Required action: Pull every line that includes the word "After" out of the data below and copy it.

----

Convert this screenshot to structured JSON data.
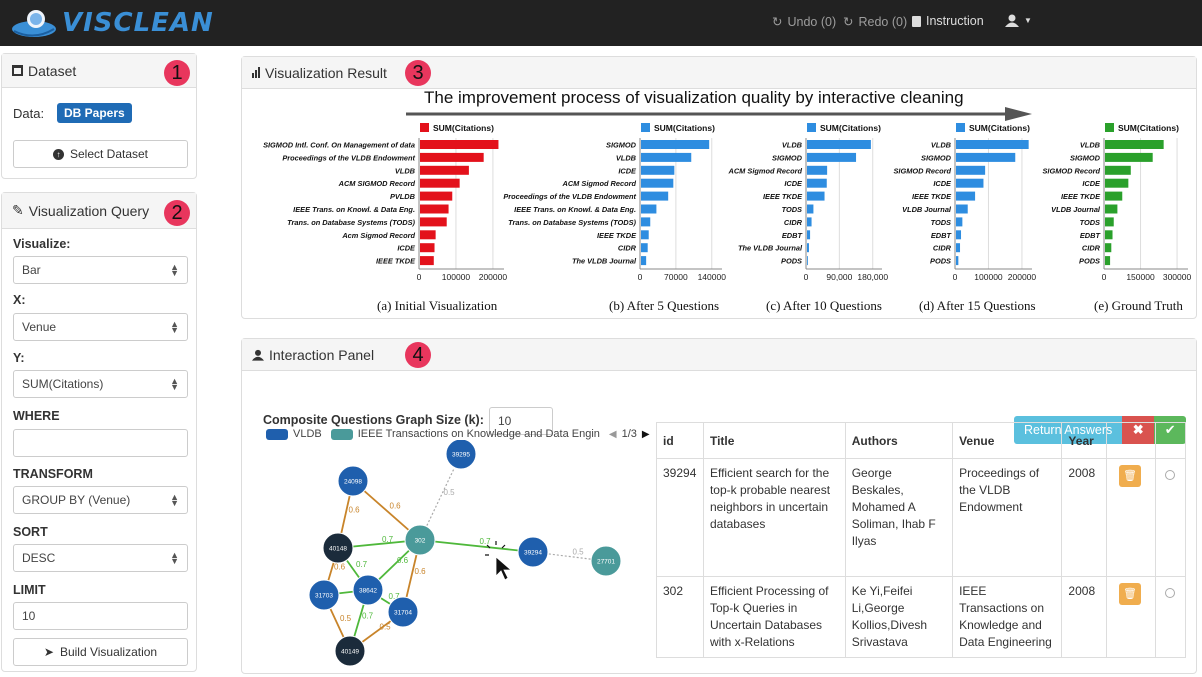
{
  "app": {
    "logo_text": "VISCLEAN"
  },
  "navbar": {
    "undo": "Undo (0)",
    "redo": "Redo (0)",
    "instruction": "Instruction"
  },
  "dataset_panel": {
    "title": "Dataset",
    "marker": "1",
    "data_label": "Data:",
    "data_value": "DB Papers",
    "select_button": "Select Dataset"
  },
  "query_panel": {
    "title": "Visualization Query",
    "marker": "2",
    "visualize_label": "Visualize:",
    "visualize_value": "Bar",
    "x_label": "X:",
    "x_value": "Venue",
    "y_label": "Y:",
    "y_value": "SUM(Citations)",
    "where_label": "WHERE",
    "where_value": "",
    "transform_label": "TRANSFORM",
    "transform_value": "GROUP BY (Venue)",
    "sort_label": "SORT",
    "sort_value": "DESC",
    "limit_label": "LIMIT",
    "limit_value": "10",
    "build_button": "Build Visualization"
  },
  "result_panel": {
    "title": "Visualization Result",
    "marker": "3",
    "banner": "The improvement process of visualization quality by interactive cleaning"
  },
  "chart_data": [
    {
      "type": "bar",
      "orientation": "horizontal",
      "caption": "(a) Initial Visualization",
      "legend": "SUM(Citations)",
      "color": "#e3111b",
      "categories": [
        "SIGMOD Intl. Conf. On Management of data",
        "Proceedings of the VLDB Endowment",
        "VLDB",
        "ACM SIGMOD Record",
        "PVLDB",
        "IEEE Trans. on Knowl. & Data Eng.",
        "Trans. on Database Systems (TODS)",
        "Acm Sigmod Record",
        "ICDE",
        "IEEE TKDE"
      ],
      "values": [
        215000,
        175000,
        135000,
        110000,
        90000,
        80000,
        75000,
        45000,
        42000,
        40000
      ],
      "xlim": [
        0,
        230000
      ],
      "ticks": [
        0,
        100000,
        200000
      ],
      "tick_labels": [
        "0",
        "100000",
        "200000"
      ]
    },
    {
      "type": "bar",
      "orientation": "horizontal",
      "caption": "(b) After 5 Questions",
      "legend": "SUM(Citations)",
      "color": "#2e8de0",
      "categories": [
        "SIGMOD",
        "VLDB",
        "ICDE",
        "ACM Sigmod Record",
        "Proceedings of the VLDB Endowment",
        "IEEE Trans. on Knowl. & Data Eng.",
        "Trans. on Database Systems (TODS)",
        "IEEE TKDE",
        "CIDR",
        "The VLDB Journal"
      ],
      "values": [
        135000,
        100000,
        67000,
        65000,
        55000,
        32000,
        20000,
        17000,
        15000,
        12000
      ],
      "xlim": [
        0,
        160000
      ],
      "ticks": [
        0,
        70000,
        140000
      ],
      "tick_labels": [
        "0",
        "70000",
        "140000"
      ]
    },
    {
      "type": "bar",
      "orientation": "horizontal",
      "caption": "(c) After 10 Questions",
      "legend": "SUM(Citations)",
      "color": "#2e8de0",
      "categories": [
        "VLDB",
        "SIGMOD",
        "ACM Sigmod Record",
        "ICDE",
        "IEEE TKDE",
        "TODS",
        "CIDR",
        "EDBT",
        "The VLDB Journal",
        "PODS"
      ],
      "values": [
        175000,
        135000,
        57000,
        56000,
        50000,
        20000,
        15000,
        11000,
        8000,
        5000
      ],
      "xlim": [
        0,
        205000
      ],
      "ticks": [
        0,
        90000,
        180000
      ],
      "tick_labels": [
        "0",
        "90,000",
        "180,000"
      ]
    },
    {
      "type": "bar",
      "orientation": "horizontal",
      "caption": "(d) After 15 Questions",
      "legend": "SUM(Citations)",
      "color": "#2e8de0",
      "categories": [
        "VLDB",
        "SIGMOD",
        "SIGMOD Record",
        "ICDE",
        "IEEE TKDE",
        "VLDB Journal",
        "TODS",
        "EDBT",
        "CIDR",
        "PODS"
      ],
      "values": [
        220000,
        180000,
        90000,
        85000,
        60000,
        38000,
        22000,
        18000,
        15000,
        10000
      ],
      "xlim": [
        0,
        230000
      ],
      "ticks": [
        0,
        100000,
        200000
      ],
      "tick_labels": [
        "0",
        "100000",
        "200000"
      ]
    },
    {
      "type": "bar",
      "orientation": "horizontal",
      "caption": "(e) Ground Truth",
      "legend": "SUM(Citations)",
      "color": "#2aa02b",
      "categories": [
        "VLDB",
        "SIGMOD",
        "SIGMOD Record",
        "ICDE",
        "IEEE TKDE",
        "VLDB Journal",
        "TODS",
        "EDBT",
        "CIDR",
        "PODS"
      ],
      "values": [
        245000,
        200000,
        110000,
        100000,
        75000,
        55000,
        40000,
        35000,
        30000,
        25000
      ],
      "xlim": [
        0,
        345000
      ],
      "ticks": [
        0,
        150000,
        300000
      ],
      "tick_labels": [
        "0",
        "150000",
        "300000"
      ]
    }
  ],
  "interaction_panel": {
    "title": "Interaction Panel",
    "marker": "4",
    "k_label": "Composite Questions Graph Size (k):",
    "k_value": "10",
    "return_button": "Return Answers",
    "legend_items": [
      "VLDB",
      "IEEE Transactions on Knowledge and Data Engin"
    ],
    "legend_page": "1/3",
    "graph": {
      "nodes": [
        {
          "id": "39295",
          "color": "#1f5fad"
        },
        {
          "id": "24098",
          "color": "#1f5fad"
        },
        {
          "id": "302",
          "color": "#4a9a9a"
        },
        {
          "id": "40148",
          "color": "#1b2b3b"
        },
        {
          "id": "39294",
          "color": "#1f5fad"
        },
        {
          "id": "27701",
          "color": "#4a9a9a"
        },
        {
          "id": "38642",
          "color": "#1f5fad"
        },
        {
          "id": "31703",
          "color": "#1f5fad"
        },
        {
          "id": "31704",
          "color": "#1f5fad"
        },
        {
          "id": "40149",
          "color": "#1b2b3b"
        }
      ],
      "edges": [
        {
          "from": "302",
          "to": "39295",
          "label": "0.5",
          "kind": "gray"
        },
        {
          "from": "302",
          "to": "24098",
          "label": "0.6",
          "kind": "brown"
        },
        {
          "from": "302",
          "to": "39294",
          "label": "0.7",
          "kind": "green"
        },
        {
          "from": "39294",
          "to": "27701",
          "label": "0.5",
          "kind": "gray"
        },
        {
          "from": "24098",
          "to": "40148",
          "label": "0.6",
          "kind": "brown"
        },
        {
          "from": "302",
          "to": "40148",
          "label": "0.7",
          "kind": "green"
        },
        {
          "from": "302",
          "to": "38642",
          "label": "0.6",
          "kind": "green"
        },
        {
          "from": "302",
          "to": "31704",
          "label": "0.6",
          "kind": "brown"
        },
        {
          "from": "40148",
          "to": "31703",
          "label": "0.6",
          "kind": "brown"
        },
        {
          "from": "40148",
          "to": "38642",
          "label": "0.7",
          "kind": "green"
        },
        {
          "from": "38642",
          "to": "31703",
          "label": "",
          "kind": "green"
        },
        {
          "from": "38642",
          "to": "31704",
          "label": "0.7",
          "kind": "green"
        },
        {
          "from": "31703",
          "to": "40149",
          "label": "0.5",
          "kind": "brown"
        },
        {
          "from": "38642",
          "to": "40149",
          "label": "0.7",
          "kind": "green"
        },
        {
          "from": "31704",
          "to": "40149",
          "label": "0.5",
          "kind": "brown"
        }
      ]
    },
    "table": {
      "headers": [
        "id",
        "Title",
        "Authors",
        "Venue",
        "Year",
        "",
        ""
      ],
      "rows": [
        {
          "id": "39294",
          "title": "Efficient search for the top-k probable nearest neighbors in uncertain databases",
          "authors": "George Beskales, Mohamed A Soliman, Ihab F Ilyas",
          "venue": "Proceedings of the VLDB Endowment",
          "year": "2008"
        },
        {
          "id": "302",
          "title": "Efficient Processing of Top-k Queries in Uncertain Databases with x-Relations",
          "authors": "Ke Yi,Feifei Li,George Kollios,Divesh Srivastava",
          "venue": "IEEE Transactions on Knowledge and Data Engineering",
          "year": "2008"
        }
      ]
    }
  }
}
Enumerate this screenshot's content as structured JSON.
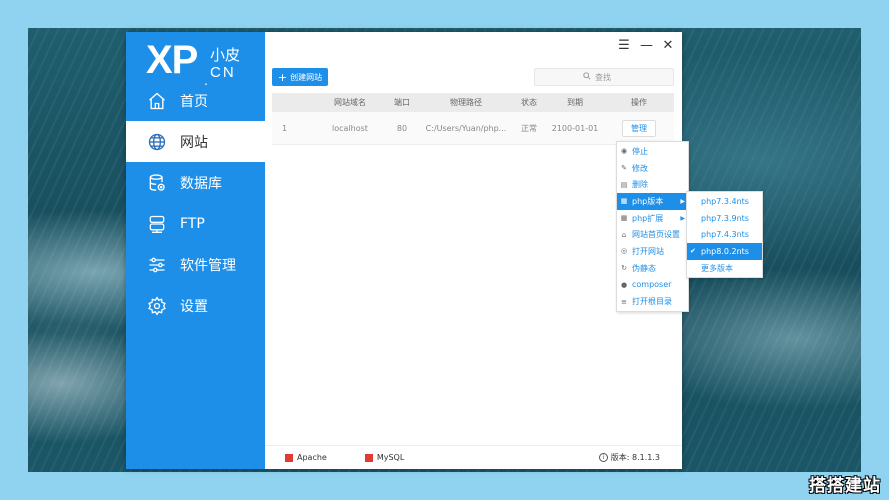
{
  "brand": {
    "logo_main": "XP",
    "logo_cn_top": "小皮",
    "logo_dot": ".",
    "logo_cn_bottom": "CN"
  },
  "window_controls": {
    "menu": "☰",
    "minimize": "—",
    "close": "✕"
  },
  "sidebar": {
    "items": [
      {
        "label": "首页",
        "icon": "home-icon"
      },
      {
        "label": "网站",
        "icon": "globe-icon",
        "active": true
      },
      {
        "label": "数据库",
        "icon": "database-icon"
      },
      {
        "label": "FTP",
        "icon": "ftp-server-icon"
      },
      {
        "label": "软件管理",
        "icon": "sliders-icon"
      },
      {
        "label": "设置",
        "icon": "gear-icon"
      }
    ]
  },
  "toolbar": {
    "create_label": "创建网站",
    "search_placeholder": "查找"
  },
  "table": {
    "headers": [
      "网站域名",
      "端口",
      "物理路径",
      "状态",
      "到期",
      "操作"
    ],
    "rows": [
      {
        "id": "1",
        "domain": "localhost",
        "port": "80",
        "path": "C:/Users/Yuan/php...",
        "status": "正常",
        "expire": "2100-01-01",
        "action": "管理"
      }
    ]
  },
  "context_menu": {
    "items": [
      {
        "label": "停止",
        "icon": "stop-icon"
      },
      {
        "label": "修改",
        "icon": "edit-icon"
      },
      {
        "label": "删除",
        "icon": "trash-icon"
      },
      {
        "label": "php版本",
        "icon": "grid-icon",
        "highlighted": true,
        "has_submenu": true
      },
      {
        "label": "php扩展",
        "icon": "grid-icon",
        "has_submenu": true
      },
      {
        "label": "网站首页设置",
        "icon": "home-icon"
      },
      {
        "label": "打开网站",
        "icon": "globe-icon"
      },
      {
        "label": "伪静态",
        "icon": "refresh-icon"
      },
      {
        "label": "composer",
        "icon": "package-icon"
      },
      {
        "label": "打开根目录",
        "icon": "list-icon"
      }
    ]
  },
  "php_submenu": {
    "items": [
      {
        "label": "php7.3.4nts"
      },
      {
        "label": "php7.3.9nts"
      },
      {
        "label": "php7.4.3nts"
      },
      {
        "label": "php8.0.2nts",
        "selected": true
      },
      {
        "label": "更多版本"
      }
    ]
  },
  "footer": {
    "services": [
      {
        "label": "Apache",
        "color": "#e53935"
      },
      {
        "label": "MySQL",
        "color": "#e53935"
      }
    ],
    "version_label": "版本: 8.1.1.3"
  },
  "watermark": "搭搭建站",
  "colors": {
    "accent": "#1e8fe8",
    "stopped": "#e53935"
  }
}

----

Reply to the exercise:
      "caption": "(b) After 5 Questions",
      "caption": "(c) After 10 Questions",
      "caption": "(d) After 15 Questions",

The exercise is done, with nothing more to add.